Icelandic magic in the suburbs, and a small town girl who lets us down
Rock: Sigur Rós, Royal Hospital, Dublin
Sigur Rós have made seven acclaimed albums since 1997 and soundtracked countless documentaries and dramas whenever a musical director requires ethereal music that incorporates classical, minimal and post-rock sensibilities. Now their fan base has swelled from an Irish debut in the Temple Bar Music Centre in 2000 to the great outdoors.
They perform an intro from the back of the stage, briefly suggesting this could be some kind of aloof soundsystem gig, but such fears prove unfounded as frontman Jónsi Birgisson and company take to the front of the stage and perform a pristine 12-song set. Birgisson is noted for playing his guitar with a bow and singing in a unique falsetto. He does both beautifully. During 'Festival', he holds a note for a staggeringly long period of time.
Sigur Rós have that rare gift of being able to deliver intimate and warm shows in big open spaces. They weave a magical web of sound incorporating keyboards, top pianos, glockenspiel and guitars. Long may their Icelandic genius enchant and entertain us.
- Eamon Sweeney
Funk: Earth, Wind & Fire, 3Arena, Dublin
Earth, Wind & Fire belong in the premier league of funk alongside fellow pioneers Parliament, Funkadelic and the recently deceased purple genius Prince. Bandleader Maurice White also died this year, although he hasn't been a touring member in recent years as he was battling Parkinson's disease. Clad in their signature red and black colour scheme, the 12-man band dramatically freeze like statues before breaking into an infectious dance routine. The 1979 disco hit 'Boogie Wonderland' immediately hits the sweet spot and the whole auditorium dances and sings along.
Earth, Wind & Fire let the music do all the talking. The soulful funk of the 1975 chart-topper 'Sing a Song' is another brilliant moment.
The musicianship and showmanship is superb, topped off with incredible singing by Philip Bailey, who possesses a staggering four-octave and falsetto range.
- Eamon Sweeney
Theatre: The Wake, Abbey Theatre, Dublin
Vera comes home to small town west of Ireland unannounced. She has been left the family hotel by her mother, and her brother and sisters are scheming to gain possession of it. Meanwhile her beloved grandmother has died, and her siblings didn't bother to let her know. She shacks up with her teenage flame, a drifter called Finbar, and causes scandal in the town.

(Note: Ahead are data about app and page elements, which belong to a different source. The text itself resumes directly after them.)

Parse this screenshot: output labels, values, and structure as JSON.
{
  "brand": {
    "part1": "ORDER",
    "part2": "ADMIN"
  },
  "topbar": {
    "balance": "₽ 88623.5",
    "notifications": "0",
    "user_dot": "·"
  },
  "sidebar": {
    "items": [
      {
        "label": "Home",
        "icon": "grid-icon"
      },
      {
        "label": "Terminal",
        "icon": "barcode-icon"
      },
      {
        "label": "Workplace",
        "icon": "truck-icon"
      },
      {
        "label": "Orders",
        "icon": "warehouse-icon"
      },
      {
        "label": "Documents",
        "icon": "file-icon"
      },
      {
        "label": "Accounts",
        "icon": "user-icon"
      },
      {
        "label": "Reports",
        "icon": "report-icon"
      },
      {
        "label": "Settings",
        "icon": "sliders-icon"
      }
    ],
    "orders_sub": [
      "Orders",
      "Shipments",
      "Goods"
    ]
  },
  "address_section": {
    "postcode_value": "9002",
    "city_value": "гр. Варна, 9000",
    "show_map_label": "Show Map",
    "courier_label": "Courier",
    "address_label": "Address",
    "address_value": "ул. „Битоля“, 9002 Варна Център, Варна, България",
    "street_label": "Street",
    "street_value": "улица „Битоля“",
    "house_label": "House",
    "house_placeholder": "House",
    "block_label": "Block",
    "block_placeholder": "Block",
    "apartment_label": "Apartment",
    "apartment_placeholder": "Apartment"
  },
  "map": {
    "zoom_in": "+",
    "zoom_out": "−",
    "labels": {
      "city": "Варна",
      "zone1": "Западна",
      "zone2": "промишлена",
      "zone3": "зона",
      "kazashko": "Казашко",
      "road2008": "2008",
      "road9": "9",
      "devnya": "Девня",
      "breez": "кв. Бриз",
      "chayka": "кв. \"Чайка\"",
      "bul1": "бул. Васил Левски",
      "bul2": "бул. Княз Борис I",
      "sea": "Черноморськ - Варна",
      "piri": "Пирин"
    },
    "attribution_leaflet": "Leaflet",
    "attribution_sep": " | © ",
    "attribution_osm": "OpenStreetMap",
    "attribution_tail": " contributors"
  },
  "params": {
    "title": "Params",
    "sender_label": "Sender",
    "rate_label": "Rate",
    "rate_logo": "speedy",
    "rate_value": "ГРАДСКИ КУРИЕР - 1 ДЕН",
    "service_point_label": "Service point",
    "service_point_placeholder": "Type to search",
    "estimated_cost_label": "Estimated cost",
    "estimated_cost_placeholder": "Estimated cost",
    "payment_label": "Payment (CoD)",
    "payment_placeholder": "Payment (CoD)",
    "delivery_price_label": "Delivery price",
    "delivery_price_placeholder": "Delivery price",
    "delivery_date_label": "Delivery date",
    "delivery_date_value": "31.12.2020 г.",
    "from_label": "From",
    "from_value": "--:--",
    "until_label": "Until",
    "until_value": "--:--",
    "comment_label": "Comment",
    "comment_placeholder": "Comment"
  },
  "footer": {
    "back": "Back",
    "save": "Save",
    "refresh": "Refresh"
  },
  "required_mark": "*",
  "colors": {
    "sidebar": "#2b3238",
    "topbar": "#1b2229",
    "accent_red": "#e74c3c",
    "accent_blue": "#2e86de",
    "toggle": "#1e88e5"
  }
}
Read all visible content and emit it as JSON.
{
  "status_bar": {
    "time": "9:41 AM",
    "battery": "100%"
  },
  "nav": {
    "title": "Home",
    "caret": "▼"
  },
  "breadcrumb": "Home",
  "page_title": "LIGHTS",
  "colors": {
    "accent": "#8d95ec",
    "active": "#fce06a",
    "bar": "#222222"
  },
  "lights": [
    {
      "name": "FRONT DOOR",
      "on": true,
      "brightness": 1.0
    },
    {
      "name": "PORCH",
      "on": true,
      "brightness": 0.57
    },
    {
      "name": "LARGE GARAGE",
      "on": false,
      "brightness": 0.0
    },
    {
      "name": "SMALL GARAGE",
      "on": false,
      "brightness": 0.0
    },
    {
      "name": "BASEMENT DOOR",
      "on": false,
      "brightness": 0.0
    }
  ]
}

Prudent and avaricious, the rest of the O'Toole family view Vera, who they know works as a prostitute in the USA, as a transgressor. Set in the 1990s, it is pre-Celtic Tiger, but the money grubbing and small town empire building are getting into their stride.
Joined by her brother-in-law Henry, Vera and Finbar break into the hotel, and the trio establish jurisdiction for a booze-fuelled party, lights blazing across the main street. But Vera and her anarchic bunch are no match for the establishment. They lack the ruthlessness of self-interest. They have no plan.
While there are plenty of flashes of brilliance in the writing, this play lacks the discipline and focus of Tom Murphy's best work. Instead of some deep mutual interrogations, we get songs.
Brian Doherty is both funny and deeply moving as the damaged Finbar. Henry, the semi-Anglo lawyer with a touch of dandy, is a terrifically complex character, given vivid life by Frank McCusker.
- Katy Hayes